We looked around the house to see if we had anything that we could re-purpose into an ottoman…and when the Mr. and I stared at the old wooden crate we use in our home office area to place our printer on, we got an idea. A crate ottoman!
I immediately started scouring our local Craigslist for antique crates, hoping to spot a good deal (unlike the full retail price most antique shops ask for). I was in luck! I found a gentlemen who was selling a Canada Dry soda crate from 1951. His sister once owned a small convenience store in the Virginia Beach area. He was visiting her and used the crate to bring back some goods on the car ride home. He placed it in his garage…and there is sat, untouched for 63 years!!! Amazing! And he sold it to me for $20…which was worth the story alone.
What You’ll Need
Here’s the list of supplies we used for our ottoman:
- 1 vintage/antique crate (Craigslist – $20.00)
- 4 wooden furniture feet – bun style (Lowe’s – $2.78 each = $11.12)
- 1 Valspar paint sample (Lowe’s – $2.98)
- 1 antique grain sack (Etsy – $45.00)
- 2 decorative hinges (Home Depot – $4.98)
- Airtex Foam high density 2″ (Jo Ann Fabrics – $9.99)
- Optional: Batting to wrap around the foam cushion (Jo Ann Fabrics – $4.99)
- 1/2″ birch plywood (Home Depot – $6.50)
- Jigsaw for cutting
- Super glue
- Power drill/drill bits
Total Cost of the project = around $60.00* (price does not include antique grain sack fabric)
How to Make a Soda Crate Ottoman
Step 1: Find a really cool old wooden crate.
Step 2: Paint your wooden furniture feet. When they dry, attach them to the bottom of the crate.
Step 3: Measure and cut the plywood for the lid of the crate.
Step 4: Measure and cut your 2″ foam to fit the lid of the crate (hint: use the piece of plywood you just cut as your template). Once your foam is cut, carefully place super glue on the plywood and then affix your foam to the plywood. Let it dry for 15 minutes.
OPTIONAL: I wanted my ottoman to be extra soft and cushy…so I wrapped the 2″ foam with some polyester batting (mostly used for blankets and quilts). Then I stapled the batting in place to the plywood board.
Step 5: Measure and cut your fabric so that you have a few inches of extra fabric that wrap over the foam lid and go underneath the plywood board. Once your fabric is in place, staple the fabric on the underside of the plywood board (hint: To begin, place a single staple in the middle of each side. That will keep your fabric taut and straight while you staple the rest).
Step 6: Measure and drill holes for your hinges (on both the underside of your ottoman top/lid AND the outside of your crate). The bottom part of your hinges should be visible on one side of your crate from the outside. The other part of the hinges should be hidden on the underside of your lid. Once you screw the hinges in place…TA-DA! You’re done.
Step 7: Sit back and relax!
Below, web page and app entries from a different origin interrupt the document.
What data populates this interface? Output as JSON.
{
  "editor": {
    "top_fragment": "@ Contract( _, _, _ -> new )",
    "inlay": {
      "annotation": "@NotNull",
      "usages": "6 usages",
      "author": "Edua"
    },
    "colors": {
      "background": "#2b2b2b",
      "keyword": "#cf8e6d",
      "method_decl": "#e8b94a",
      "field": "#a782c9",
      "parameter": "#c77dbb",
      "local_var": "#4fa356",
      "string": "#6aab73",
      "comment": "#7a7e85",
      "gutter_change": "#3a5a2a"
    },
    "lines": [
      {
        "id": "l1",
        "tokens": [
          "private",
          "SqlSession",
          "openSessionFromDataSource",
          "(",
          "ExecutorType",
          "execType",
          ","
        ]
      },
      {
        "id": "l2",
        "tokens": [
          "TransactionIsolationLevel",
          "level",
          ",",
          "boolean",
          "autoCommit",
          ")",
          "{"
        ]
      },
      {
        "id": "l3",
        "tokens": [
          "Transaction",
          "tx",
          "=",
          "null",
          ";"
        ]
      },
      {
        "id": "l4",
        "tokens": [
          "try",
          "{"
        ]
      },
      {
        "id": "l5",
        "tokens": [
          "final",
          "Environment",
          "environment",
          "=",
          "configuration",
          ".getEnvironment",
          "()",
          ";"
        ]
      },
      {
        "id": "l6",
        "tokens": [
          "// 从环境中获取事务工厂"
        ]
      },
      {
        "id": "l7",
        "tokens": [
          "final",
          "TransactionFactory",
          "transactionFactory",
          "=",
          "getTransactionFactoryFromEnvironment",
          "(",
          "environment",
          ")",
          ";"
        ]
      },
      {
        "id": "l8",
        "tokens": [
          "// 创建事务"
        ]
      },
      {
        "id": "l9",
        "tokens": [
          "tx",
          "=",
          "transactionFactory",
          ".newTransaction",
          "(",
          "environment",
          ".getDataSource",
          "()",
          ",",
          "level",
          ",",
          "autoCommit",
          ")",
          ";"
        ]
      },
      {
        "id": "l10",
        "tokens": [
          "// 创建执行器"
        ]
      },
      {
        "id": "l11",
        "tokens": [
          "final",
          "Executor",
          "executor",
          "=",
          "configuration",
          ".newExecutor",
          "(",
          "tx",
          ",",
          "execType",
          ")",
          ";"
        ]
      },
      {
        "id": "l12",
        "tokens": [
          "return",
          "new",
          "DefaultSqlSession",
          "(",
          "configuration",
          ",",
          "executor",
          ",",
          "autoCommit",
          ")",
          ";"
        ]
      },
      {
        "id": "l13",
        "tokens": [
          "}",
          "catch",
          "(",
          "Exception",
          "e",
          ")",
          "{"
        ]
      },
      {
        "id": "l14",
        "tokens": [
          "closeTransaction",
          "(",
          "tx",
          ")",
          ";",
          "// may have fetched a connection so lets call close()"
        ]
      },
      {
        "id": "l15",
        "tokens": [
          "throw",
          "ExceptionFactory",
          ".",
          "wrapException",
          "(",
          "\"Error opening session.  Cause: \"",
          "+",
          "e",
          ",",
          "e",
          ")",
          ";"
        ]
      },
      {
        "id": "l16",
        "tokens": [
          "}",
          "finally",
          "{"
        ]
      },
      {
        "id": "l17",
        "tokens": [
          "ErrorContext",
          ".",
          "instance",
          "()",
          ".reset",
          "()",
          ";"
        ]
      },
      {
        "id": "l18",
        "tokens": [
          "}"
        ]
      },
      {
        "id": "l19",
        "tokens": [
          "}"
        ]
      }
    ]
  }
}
Not only do you have a fun, vintage style ottoman…You also have a cute storage spot for things like magazines and remote controls!
You’re done! I think the entire project took about an hour or so. And it’s super cute and matches our quirky vintage style. I love being able to look around our house and say…”Aw, we made that! Isn’t that cool?” If you’ve made a soda crate ottoman or any other kind of DIY project from an old crate, drop me a note and tell me about it!
Copyright 2014. The Savvy Seeker blog by Erin Hurley-Brown. All Rights Reserved.